What the task asks ▸ An exact repetition of the records is required. Leave nothing out.

Extracted material ▸
-- Opening Marker --
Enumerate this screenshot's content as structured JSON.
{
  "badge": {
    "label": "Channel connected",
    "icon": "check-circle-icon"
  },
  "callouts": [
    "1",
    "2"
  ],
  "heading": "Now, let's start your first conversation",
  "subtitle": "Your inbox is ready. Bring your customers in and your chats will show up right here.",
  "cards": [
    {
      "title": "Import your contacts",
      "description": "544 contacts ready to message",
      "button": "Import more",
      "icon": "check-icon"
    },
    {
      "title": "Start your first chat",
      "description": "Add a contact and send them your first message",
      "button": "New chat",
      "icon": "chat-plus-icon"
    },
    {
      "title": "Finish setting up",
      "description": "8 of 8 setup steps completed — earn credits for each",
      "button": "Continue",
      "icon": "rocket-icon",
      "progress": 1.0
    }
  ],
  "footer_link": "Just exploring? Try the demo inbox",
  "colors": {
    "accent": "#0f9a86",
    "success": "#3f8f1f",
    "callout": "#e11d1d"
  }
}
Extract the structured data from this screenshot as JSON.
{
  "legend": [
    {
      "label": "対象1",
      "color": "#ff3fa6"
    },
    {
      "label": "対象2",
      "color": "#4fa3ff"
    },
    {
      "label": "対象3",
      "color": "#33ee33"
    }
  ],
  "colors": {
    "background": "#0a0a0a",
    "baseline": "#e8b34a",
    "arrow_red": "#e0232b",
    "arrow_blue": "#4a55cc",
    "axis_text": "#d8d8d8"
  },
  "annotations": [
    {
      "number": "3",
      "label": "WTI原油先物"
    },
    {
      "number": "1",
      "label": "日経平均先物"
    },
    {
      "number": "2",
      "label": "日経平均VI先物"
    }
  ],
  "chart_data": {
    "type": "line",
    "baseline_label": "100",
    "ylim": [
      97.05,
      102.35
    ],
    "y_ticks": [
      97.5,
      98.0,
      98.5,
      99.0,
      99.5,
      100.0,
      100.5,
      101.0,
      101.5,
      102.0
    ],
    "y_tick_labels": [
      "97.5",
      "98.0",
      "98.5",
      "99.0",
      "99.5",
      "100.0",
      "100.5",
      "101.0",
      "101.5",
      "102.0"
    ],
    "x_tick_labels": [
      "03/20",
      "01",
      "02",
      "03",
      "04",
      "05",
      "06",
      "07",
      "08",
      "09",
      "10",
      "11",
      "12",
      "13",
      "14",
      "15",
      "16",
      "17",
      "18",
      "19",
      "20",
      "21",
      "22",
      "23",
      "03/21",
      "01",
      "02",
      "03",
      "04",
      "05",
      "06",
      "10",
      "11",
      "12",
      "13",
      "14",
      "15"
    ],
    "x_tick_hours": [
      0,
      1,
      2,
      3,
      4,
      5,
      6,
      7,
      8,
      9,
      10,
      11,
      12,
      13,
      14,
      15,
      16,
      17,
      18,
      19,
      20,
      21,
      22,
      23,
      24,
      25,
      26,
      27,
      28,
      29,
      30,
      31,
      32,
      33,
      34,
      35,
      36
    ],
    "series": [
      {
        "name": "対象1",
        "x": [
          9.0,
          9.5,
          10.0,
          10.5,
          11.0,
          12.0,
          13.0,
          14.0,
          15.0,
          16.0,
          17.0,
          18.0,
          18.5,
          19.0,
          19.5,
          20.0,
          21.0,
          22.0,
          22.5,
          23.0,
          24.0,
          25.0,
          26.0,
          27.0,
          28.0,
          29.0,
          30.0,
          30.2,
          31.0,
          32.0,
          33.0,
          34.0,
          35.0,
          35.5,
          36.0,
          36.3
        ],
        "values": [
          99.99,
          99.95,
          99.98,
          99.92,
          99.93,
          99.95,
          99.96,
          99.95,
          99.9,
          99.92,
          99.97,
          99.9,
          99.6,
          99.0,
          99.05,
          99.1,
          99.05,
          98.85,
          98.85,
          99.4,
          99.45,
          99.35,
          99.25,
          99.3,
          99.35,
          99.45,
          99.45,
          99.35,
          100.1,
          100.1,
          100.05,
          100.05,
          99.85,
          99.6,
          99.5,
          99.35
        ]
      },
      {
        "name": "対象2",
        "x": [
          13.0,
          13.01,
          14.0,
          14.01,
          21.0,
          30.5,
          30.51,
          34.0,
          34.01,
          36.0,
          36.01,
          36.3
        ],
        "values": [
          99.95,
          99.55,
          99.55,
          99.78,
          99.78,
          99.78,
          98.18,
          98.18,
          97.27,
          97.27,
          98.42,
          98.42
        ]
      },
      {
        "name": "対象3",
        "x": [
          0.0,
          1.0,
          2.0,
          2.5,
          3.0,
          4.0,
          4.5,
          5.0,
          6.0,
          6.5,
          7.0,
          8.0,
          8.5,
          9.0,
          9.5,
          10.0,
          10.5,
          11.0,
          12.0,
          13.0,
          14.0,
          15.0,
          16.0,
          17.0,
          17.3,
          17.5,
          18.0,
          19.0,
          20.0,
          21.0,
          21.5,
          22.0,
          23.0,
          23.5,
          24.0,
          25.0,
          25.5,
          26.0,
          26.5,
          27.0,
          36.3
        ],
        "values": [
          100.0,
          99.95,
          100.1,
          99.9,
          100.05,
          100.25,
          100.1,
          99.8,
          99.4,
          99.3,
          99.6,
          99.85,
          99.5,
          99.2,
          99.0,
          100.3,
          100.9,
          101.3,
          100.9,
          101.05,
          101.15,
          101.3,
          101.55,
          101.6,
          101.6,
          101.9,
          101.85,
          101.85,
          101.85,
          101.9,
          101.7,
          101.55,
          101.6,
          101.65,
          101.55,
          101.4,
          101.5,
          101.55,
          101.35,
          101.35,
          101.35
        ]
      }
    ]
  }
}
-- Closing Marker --
Written answer ▸
Enumerate this screenshot's content as structured JSON.
{
  "badge": {
    "label": "Channel connected",
    "icon": "check-circle-icon"
  },
  "callouts": [
    "1",
    "2"
  ],
  "heading": "Now, let's start your first conversation",
  "subtitle": "Your inbox is ready. Bring your customers in and your chats will show up right here.",
  "cards": [
    {
      "title": "Import your contacts",
      "description": "544 contacts ready to message",
      "button": "Import more",
      "icon": "check-icon"
    },
    {
      "title": "Start your first chat",
      "description": "Add a contact and send them your first message",
      "button": "New chat",
      "icon": "chat-plus-icon"
    },
    {
      "title": "Finish setting up",
      "description": "8 of 8 setup steps completed — earn credits for each",
      "button": "Continue",
      "icon": "rocket-icon",
      "progress": 1.0
    }
  ],
  "footer_link": "Just exploring? Try the demo inbox",
  "colors": {
    "accent": "#0f9a86",
    "success": "#3f8f1f",
    "callout": "#e11d1d"
  }
}
Extract the structured data from this screenshot as JSON.
{
  "legend": [
    {
      "label": "対象1",
      "color": "#ff3fa6"
    },
    {
      "label": "対象2",
      "color": "#4fa3ff"
    },
    {
      "label": "対象3",
      "color": "#33ee33"
    }
  ],
  "colors": {
    "background": "#0a0a0a",
    "baseline": "#e8b34a",
    "arrow_red": "#e0232b",
    "arrow_blue": "#4a55cc",
    "axis_text": "#d8d8d8"
  },
  "annotations": [
    {
      "number": "3",
      "label": "WTI原油先物"
    },
    {
      "number": "1",
      "label": "日経平均先物"
    },
    {
      "number": "2",
      "label": "日経平均VI先物"
    }
  ],
  "chart_data": {
    "type": "line",
    "baseline_label": "100",
    "ylim": [
      97.05,
      102.35
    ],
    "y_ticks": [
      97.5,
      98.0,
      98.5,
      99.0,
      99.5,
      100.0,
      100.5,
      101.0,
      101.5,
      102.0
    ],
    "y_tick_labels": [
      "97.5",
      "98.0",
      "98.5",
      "99.0",
      "99.5",
      "100.0",
      "100.5",
      "101.0",
      "101.5",
      "102.0"
    ],
    "x_tick_labels": [
      "03/20",
      "01",
      "02",
      "03",
      "04",
      "05",
      "06",
      "07",
      "08",
      "09",
      "10",
      "11",
      "12",
      "13",
      "14",
      "15",
      "16",
      "17",
      "18",
      "19",
      "20",
      "21",
      "22",
      "23",
      "03/21",
      "01",
      "02",
      "03",
      "04",
      "05",
      "06",
      "10",
      "11",
      "12",
      "13",
      "14",
      "15"
    ],
    "x_tick_hours": [
      0,
      1,
      2,
      3,
      4,
      5,
      6,
      7,
      8,
      9,
      10,
      11,
      12,
      13,
      14,
      15,
      16,
      17,
      18,
      19,
      20,
      21,
      22,
      23,
      24,
      25,
      26,
      27,
      28,
      29,
      30,
      31,
      32,
      33,
      34,
      35,
      36
    ],
    "series": [
      {
        "name": "対象1",
        "x": [
          9.0,
          9.5,
          10.0,
          10.5,
          11.0,
          12.0,
          13.0,
          14.0,
          15.0,
          16.0,
          17.0,
          18.0,
          18.5,
          19.0,
          19.5,
          20.0,
          21.0,
          22.0,
          22.5,
          23.0,
          24.0,
          25.0,
          26.0,
          27.0,
          28.0,
          29.0,
          30.0,
          30.2,
          31.0,
          32.0,
          33.0,
          34.0,
          35.0,
          35.5,
          36.0,
          36.3
        ],
        "values": [
          99.99,
          99.95,
          99.98,
          99.92,
          99.93,
          99.95,
          99.96,
          99.95,
          99.9,
          99.92,
          99.97,
          99.9,
          99.6,
          99.0,
          99.05,
          99.1,
          99.05,
          98.85,
          98.85,
          99.4,
          99.45,
          99.35,
          99.25,
          99.3,
          99.35,
          99.45,
          99.45,
          99.35,
          100.1,
          100.1,
          100.05,
          100.05,
          99.85,
          99.6,
          99.5,
          99.35
        ]
      },
      {
        "name": "対象2",
        "x": [
          13.0,
          13.01,
          14.0,
          14.01,
          21.0,
          30.5,
          30.51,
          34.0,
          34.01,
          36.0,
          36.01,
          36.3
        ],
        "values": [
          99.95,
          99.55,
          99.55,
          99.78,
          99.78,
          99.78,
          98.18,
          98.18,
          97.27,
          97.27,
          98.42,
          98.42
        ]
      },
      {
        "name": "対象3",
        "x": [
          0.0,
          1.0,
          2.0,
          2.5,
          3.0,
          4.0,
          4.5,
          5.0,
          6.0,
          6.5,
          7.0,
          8.0,
          8.5,
          9.0,
          9.5,
          10.0,
          10.5,
          11.0,
          12.0,
          13.0,
          14.0,
          15.0,
          16.0,
          17.0,
          17.3,
          17.5,
          18.0,
          19.0,
          20.0,
          21.0,
          21.5,
          22.0,
          23.0,
          23.5,
          24.0,
          25.0,
          25.5,
          26.0,
          26.5,
          27.0,
          36.3
        ],
        "values": [
          100.0,
          99.95,
          100.1,
          99.9,
          100.05,
          100.25,
          100.1,
          99.8,
          99.4,
          99.3,
          99.6,
          99.85,
          99.5,
          99.2,
          99.0,
          100.3,
          100.9,
          101.3,
          100.9,
          101.05,
          101.15,
          101.3,
          101.55,
          101.6,
          101.6,
          101.9,
          101.85,
          101.85,
          101.85,
          101.9,
          101.7,
          101.55,
          101.6,
          101.65,
          101.55,
          101.4,
          101.5,
          101.55,
          101.35,
          101.35,
          101.35
        ]
      }
    ]
  }
}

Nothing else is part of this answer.